The division’s orders for the first attack were issued on 7 July. The 26th Brigade advanced along the coast, driving a wedge between the sea and German positions by capturing the feature known as Tel el Eise, which ran north-west between the railway line and the sea. During the main offensive from 23 October to 4 November, the 26th and, further south, the 20th Brigade, crossed the Australian start line south of Tel el Eisa. In a sweeping arc, using Trig 29 as the pivot point, the brigades moved through the Fig Orchard, Thompson’s Post, and numerous German mine fields, towards the sea. The heaviest fighting took place at the “Saucer”. By the end of the October the 26th Brigade had suffered heavy casualties and, in what was a bold move, disengaged from the fighting on the night of 31 October, successfully relieved by the 24th Brigade.
Alamein was a great, although bloody, success for the Allies and by 6 November Axis forces were retreating. But the 9th Division was needed elsewhere and with the battle over it returned to Australia to face a new enemy – the Japanese. The 2/24th left Alamein during the first week of December and went to Gaza in Palestine, where it participated in the 9th Division parade on 22 December. The battalion left its camp in Palestine on 23 January 1943 for the Suez Canal and the return voyage to Australia. It reached Melbourne on 25 February.
Reorganised for jungle operations, on 4 September the 2/24th participated in the division’s amphibious landing at Red Beach, north-west of Lae. After fighting in the battles around Lae, Finschhafen, and Sattelberg, the battalion returned to Australia in March 1944.
After some leave, the 2/24th reformed in Queensland at Ravenshoe on the Atherton Tablelands, for what proved to be an extensive training period. Indeed the war was almost over before the battalion went into action again.

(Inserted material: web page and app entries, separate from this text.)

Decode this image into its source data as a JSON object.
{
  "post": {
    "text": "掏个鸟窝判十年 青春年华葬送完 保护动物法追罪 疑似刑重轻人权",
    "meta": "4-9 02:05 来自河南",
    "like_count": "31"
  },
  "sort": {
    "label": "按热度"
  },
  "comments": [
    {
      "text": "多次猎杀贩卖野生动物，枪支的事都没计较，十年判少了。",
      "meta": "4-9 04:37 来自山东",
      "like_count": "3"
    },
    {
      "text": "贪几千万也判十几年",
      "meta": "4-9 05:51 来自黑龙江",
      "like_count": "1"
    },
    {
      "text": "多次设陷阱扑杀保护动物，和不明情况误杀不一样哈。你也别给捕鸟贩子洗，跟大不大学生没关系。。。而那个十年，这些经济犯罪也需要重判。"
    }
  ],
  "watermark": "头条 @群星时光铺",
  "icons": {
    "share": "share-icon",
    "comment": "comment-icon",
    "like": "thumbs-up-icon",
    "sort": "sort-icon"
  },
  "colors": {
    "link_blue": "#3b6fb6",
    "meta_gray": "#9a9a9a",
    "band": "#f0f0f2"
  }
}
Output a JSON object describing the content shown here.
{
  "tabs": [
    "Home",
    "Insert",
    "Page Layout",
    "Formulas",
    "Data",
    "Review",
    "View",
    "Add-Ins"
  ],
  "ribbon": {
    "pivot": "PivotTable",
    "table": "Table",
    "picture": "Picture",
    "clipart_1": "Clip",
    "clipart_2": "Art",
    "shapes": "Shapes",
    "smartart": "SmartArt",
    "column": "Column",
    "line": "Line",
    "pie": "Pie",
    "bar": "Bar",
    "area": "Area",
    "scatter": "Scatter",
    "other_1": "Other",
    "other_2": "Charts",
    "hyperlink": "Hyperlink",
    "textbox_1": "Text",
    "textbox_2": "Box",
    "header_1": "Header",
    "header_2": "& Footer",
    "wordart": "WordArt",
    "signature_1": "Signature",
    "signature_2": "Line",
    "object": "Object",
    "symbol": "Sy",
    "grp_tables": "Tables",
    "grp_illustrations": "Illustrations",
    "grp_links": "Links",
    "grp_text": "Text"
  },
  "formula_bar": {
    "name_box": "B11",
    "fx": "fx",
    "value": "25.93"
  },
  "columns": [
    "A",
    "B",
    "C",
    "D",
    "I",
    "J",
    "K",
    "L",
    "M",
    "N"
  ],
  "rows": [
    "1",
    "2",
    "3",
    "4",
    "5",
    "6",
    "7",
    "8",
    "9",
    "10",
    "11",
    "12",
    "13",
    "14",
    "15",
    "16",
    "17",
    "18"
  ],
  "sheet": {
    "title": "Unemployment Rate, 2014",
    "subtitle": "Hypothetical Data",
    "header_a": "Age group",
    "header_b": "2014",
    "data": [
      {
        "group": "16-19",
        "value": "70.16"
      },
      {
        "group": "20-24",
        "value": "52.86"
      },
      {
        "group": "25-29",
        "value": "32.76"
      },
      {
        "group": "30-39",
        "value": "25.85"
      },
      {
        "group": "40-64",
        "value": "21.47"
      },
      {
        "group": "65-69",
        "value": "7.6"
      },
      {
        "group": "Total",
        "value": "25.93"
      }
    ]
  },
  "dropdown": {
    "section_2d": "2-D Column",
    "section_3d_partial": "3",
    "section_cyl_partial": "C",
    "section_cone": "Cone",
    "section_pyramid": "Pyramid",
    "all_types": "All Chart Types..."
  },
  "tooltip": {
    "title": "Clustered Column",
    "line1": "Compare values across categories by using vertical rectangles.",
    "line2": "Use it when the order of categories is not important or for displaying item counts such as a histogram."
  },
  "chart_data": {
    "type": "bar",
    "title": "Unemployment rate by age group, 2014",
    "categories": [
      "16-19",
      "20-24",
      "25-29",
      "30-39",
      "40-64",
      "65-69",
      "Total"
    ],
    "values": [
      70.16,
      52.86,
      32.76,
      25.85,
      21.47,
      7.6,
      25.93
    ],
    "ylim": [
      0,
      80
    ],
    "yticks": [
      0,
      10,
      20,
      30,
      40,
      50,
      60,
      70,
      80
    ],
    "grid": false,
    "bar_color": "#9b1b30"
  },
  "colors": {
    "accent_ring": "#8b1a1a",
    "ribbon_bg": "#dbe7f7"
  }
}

In April the 9th Division was transported to Morotai, which was being used as a staging in area in preparation for the 7th and 9th Divisions amphibious landings on Borneo. The 26th Brigade landed on Tarakan on 1 May. The two lead battalions were the 2/48th and 2/23rd, while the 2/24th was in reserve. After the massive pre-invasion air and naval bombardment, there was no opposition on the beaches but sharp Japanese fire came from Lingkas Hill. The two battalions pushed inland towards the Tarakan township, overcoming Japanese resistance as they went. By nightfall they had established a beachhead 2.5 km wide and 2 km deep. Almost all objectives had been taken but the Japanese on the position called “metho” held out a little longer. The 2/24th was ordered to push through and capture the airfield the next day. However, the Japanese stubbornly fought back and the airfield was not taken until 5 May. Tougher fighting was still to come.
From 6 May to 16 June the mountain ridges behind the town were the scene of difficult fighting. In the area of tangled hills and jungle-covered ridges, the Japanese used mines, booby traps, and suicide raids to delay the Australian advance. The 2/24th fought along Crazy Ridge. On 20 June it captured the Australians’ last main objective, Hill 90, after the hill had been hit by 21,000 artillery rounds and 600 mortar bombs.
With Hill 90’s capture, the fighting on Tarakan was all but over. The island was divided into areas, which each unit had to clear any remaining Japanese survivors. The 2/24th sector was the northern part of the island, covering the Juata Oilfields with the 2/4th Commando Squadron and some Dutch troops.
Following the end of the war in August and Japan’s surrender, the ranks of the 2/24th thinned, as men were discharged, transferred, or volunteered for the occupation force for Japan. Those who remained in the battalion returned to Australia in December. The 2/24th disbanded at Puckapunyal in early 1946.